Spinal Cord Injury
What is spinal cord injury?
Spinal cord injury is damage to the spinal cord as a result of a direct trauma to the spinal cord itself or as a result of indirect damage to the bones, soft tissues, and vessels surrounding the spinal cord. The spinal cord is the major bundle of nerves carrying nerve impulses to and from the brain to the rest of the body. Rings of bone called vertebrae surround the spinal cord. These bones constitute the spinal column (back bones).
Spinal cord damage results in a loss of function, such as mobility or feeling. In most people who have spinal cord injury, the spinal cord is not severed. Spinal cord injury is not the same as back injury, which might result from causes such as pinched nerves or ruptured disks. Even when a person sustains a break in a vertebra or vertebrae, there might not be any spinal cord injury if the spinal cord itself is not affected.
What happens in a spinal cord injury?
There are two kinds of spinal cord injury -- complete and incomplete. In a complete injury, there is no function below the level of the injury. There is no sensation or voluntary movement. In an incomplete injury, there is some functioning below the level of the injury.
How common is spinal cord injury?
Spinal cord injury occurs in various countries throughout the world with an annual incidence of 15 to 40 cases per million. For some of these people, the injury is the result of a disease, such as polio or spina bifida. However, for most, the spinal cord injury is the result of trauma. The leading traumatic cause of spinal cord injuries is automobile accidents, causing 44% of all injuries. Other causes of spinal cord injuries, in descending order of frequency, include violence (gunshot wounds, for example), falls, and sports. While sports only account for 8% of all spinal cord injuries, 60% of those sports-related injuries are a result of diving accidents. For spinal cord injuries occurring over age 45, falls overtake automobile accidents as the number one cause.
Males account for over 80% of patients with spinal cord injuries. The average patient age is 33, but the most frequent age of injury is 19.
What causes spinal cord injury?
Spinal cord injuries might result from falls, diseases such as polio or spina bifida (a disorder involving incomplete development of the brain, spinal cord, and/or their protective coverings), motor vehicle accidents, sports injuries, industrial accidents, and assaults, among other causes. If the spine is weak because of another condition, such as arthritis, apparently minor injuries can cause spinal cord trauma.
Partial and complete spinal cord injuries
There are two types of spinal cord injuries: complete and partial. If a spinal cord injury is complete, there is no function below the point of injury. This means the patient will experience no sensation or voluntary movement and that both sides of the body, for example have both arms, will usually be equally affected. A complete injury can result in the paralysis of all four limbs (quadriplegia) or the lower half of the body (paraplegia).
For partial injuries, a patient may be able to move one limb more than the other or be able to feel more with one side than the other. The level of incomplete injuries may vary from patient to patient, and can affect the body in different ways.
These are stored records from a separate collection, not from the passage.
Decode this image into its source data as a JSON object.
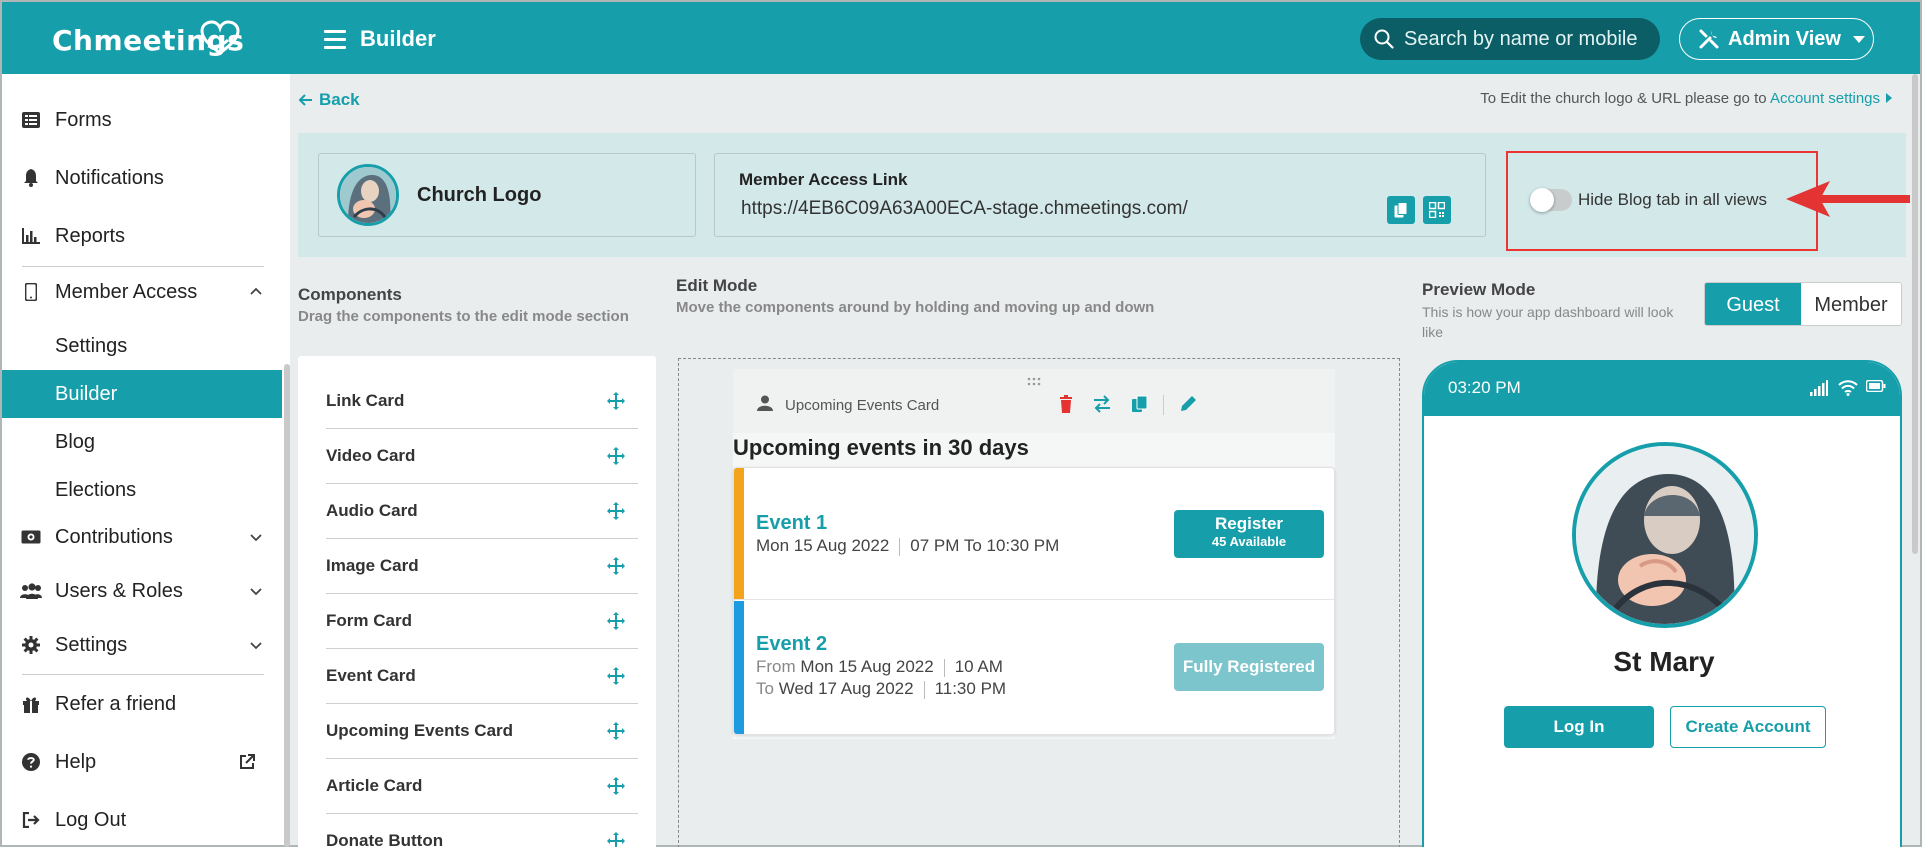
{
  "app": {
    "name": "Chmeetings",
    "page_title": "Builder"
  },
  "header": {
    "search_placeholder": "Search by name or mobile",
    "view_label": "Admin View"
  },
  "sidebar": {
    "items": [
      {
        "label": "Forms"
      },
      {
        "label": "Notifications"
      },
      {
        "label": "Reports"
      },
      {
        "label": "Member Access"
      },
      {
        "label": "Contributions"
      },
      {
        "label": "Users & Roles"
      },
      {
        "label": "Settings"
      },
      {
        "label": "Refer a friend"
      },
      {
        "label": "Help"
      },
      {
        "label": "Log Out"
      }
    ],
    "sub_items": [
      "Settings",
      "Builder",
      "Blog",
      "Elections"
    ],
    "active_sub": "Builder"
  },
  "main": {
    "back_label": "Back",
    "edit_note": "To Edit the church logo & URL please go to",
    "account_settings_link": "Account settings",
    "church_logo_label": "Church Logo",
    "member_access_title": "Member Access Link",
    "member_access_url": "https://4EB6C09A63A00ECA-stage.chmeetings.com/",
    "hide_blog_label": "Hide Blog tab in all views",
    "hide_blog_enabled": false
  },
  "components": {
    "title": "Components",
    "subtitle": "Drag the components to the edit mode section",
    "items": [
      "Link Card",
      "Video Card",
      "Audio Card",
      "Image Card",
      "Form Card",
      "Event Card",
      "Upcoming Events Card",
      "Article Card",
      "Donate Button"
    ]
  },
  "edit_mode": {
    "title": "Edit Mode",
    "subtitle": "Move the components around by holding and moving up and down",
    "card_name": "Upcoming Events Card",
    "heading": "Upcoming events in 30 days",
    "events": [
      {
        "title": "Event 1",
        "date": "Mon 15 Aug  2022",
        "time": "07 PM To 10:30 PM",
        "button": "Register",
        "availability": "45 Available",
        "color": "#f3a31c"
      },
      {
        "title": "Event 2",
        "from_label": "From",
        "from_date": "Mon 15 Aug  2022",
        "from_time": "10 AM",
        "to_label": "To",
        "to_date": "Wed 17 Aug  2022",
        "to_time": "11:30 PM",
        "button": "Fully Registered",
        "color": "#1c9be0"
      }
    ]
  },
  "preview": {
    "title": "Preview Mode",
    "subtitle": "This is how your app dashboard will look like",
    "toggle": [
      "Guest",
      "Member"
    ],
    "active_toggle": "Guest",
    "time": "03:20 PM",
    "church_name": "St Mary",
    "login_label": "Log In",
    "create_account_label": "Create Account"
  },
  "colors": {
    "primary": "#169faa",
    "highlight": "#e33333",
    "event1": "#f3a31c",
    "event2": "#1c9be0"
  }
}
For example, a C-6 injury may result in having no hand control but having wrist control. A C-5 injury may deprive a patient of wrist and hand control, but not arm and shoulder control.
Aside from having a loss of sensation and movement, patients with a spinal cord injury may also experience bladder and bowel complications. Spinal cord injuries often affect fertility in males. If the spinal cord injury is high (example, C-1 or C-2), the patient may need a respirator or diaphragmatic pacemaker to breathe properly.
Other complications that may result from a spinal cord injury are an inability to regulate blood pressure, low blood pressure, reduced control of body temperature, an inability to sweat that occurs below the level of injury, and chronic pain. Patients with spinal injuries also have an increased susceptibility to respiratory disease and autonomic dysreflexia. Autonomic dysreflexia is primarily the result of the body being unable to control the blood pressure. This is especially a concern for patients who have a spinal cord injury at T-6 or above. The signal responsible for "telling" the blood vessels to relax cannot be processed because of the injury. With autonomic dysreflexia, these blood vessels intermittently remain constricted, thus elevating the blood pressure and possibly leading to life-threatening complications such as stroke. External methods of lowering the blood pressure to a safe level are often necessary.